What to do:
Could you reproduce every record below exactly as it stands?

┏━━

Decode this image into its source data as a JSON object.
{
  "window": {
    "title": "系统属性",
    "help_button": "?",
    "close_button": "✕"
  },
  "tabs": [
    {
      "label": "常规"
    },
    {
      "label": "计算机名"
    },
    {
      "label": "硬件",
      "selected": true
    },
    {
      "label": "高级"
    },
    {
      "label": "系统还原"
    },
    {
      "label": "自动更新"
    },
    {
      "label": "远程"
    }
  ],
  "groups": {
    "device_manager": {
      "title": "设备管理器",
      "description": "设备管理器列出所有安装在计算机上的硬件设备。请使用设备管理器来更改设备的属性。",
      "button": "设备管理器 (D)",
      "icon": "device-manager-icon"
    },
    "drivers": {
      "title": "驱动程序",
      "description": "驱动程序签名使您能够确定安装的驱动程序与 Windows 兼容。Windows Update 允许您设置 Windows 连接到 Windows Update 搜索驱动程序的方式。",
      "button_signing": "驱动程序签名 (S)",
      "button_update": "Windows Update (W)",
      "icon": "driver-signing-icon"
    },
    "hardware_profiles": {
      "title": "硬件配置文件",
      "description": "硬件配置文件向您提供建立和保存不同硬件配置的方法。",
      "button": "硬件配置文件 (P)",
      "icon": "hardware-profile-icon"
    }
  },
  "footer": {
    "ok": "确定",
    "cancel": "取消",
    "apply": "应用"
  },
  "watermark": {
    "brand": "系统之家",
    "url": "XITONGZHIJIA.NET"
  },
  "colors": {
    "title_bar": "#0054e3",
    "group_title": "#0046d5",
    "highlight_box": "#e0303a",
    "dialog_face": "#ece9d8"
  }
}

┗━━

Solution for this task:
Decode this image into its source data as a JSON object.
{
  "window": {
    "title": "系统属性",
    "help_button": "?",
    "close_button": "✕"
  },
  "tabs": [
    {
      "label": "常规"
    },
    {
      "label": "计算机名"
    },
    {
      "label": "硬件",
      "selected": true
    },
    {
      "label": "高级"
    },
    {
      "label": "系统还原"
    },
    {
      "label": "自动更新"
    },
    {
      "label": "远程"
    }
  ],
  "groups": {
    "device_manager": {
      "title": "设备管理器",
      "description": "设备管理器列出所有安装在计算机上的硬件设备。请使用设备管理器来更改设备的属性。",
      "button": "设备管理器 (D)",
      "icon": "device-manager-icon"
    },
    "drivers": {
      "title": "驱动程序",
      "description": "驱动程序签名使您能够确定安装的驱动程序与 Windows 兼容。Windows Update 允许您设置 Windows 连接到 Windows Update 搜索驱动程序的方式。",
      "button_signing": "驱动程序签名 (S)",
      "button_update": "Windows Update (W)",
      "icon": "driver-signing-icon"
    },
    "hardware_profiles": {
      "title": "硬件配置文件",
      "description": "硬件配置文件向您提供建立和保存不同硬件配置的方法。",
      "button": "硬件配置文件 (P)",
      "icon": "hardware-profile-icon"
    }
  },
  "footer": {
    "ok": "确定",
    "cancel": "取消",
    "apply": "应用"
  },
  "watermark": {
    "brand": "系统之家",
    "url": "XITONGZHIJIA.NET"
  },
  "colors": {
    "title_bar": "#0054e3",
    "group_title": "#0046d5",
    "highlight_box": "#e0303a",
    "dialog_face": "#ece9d8"
  }
}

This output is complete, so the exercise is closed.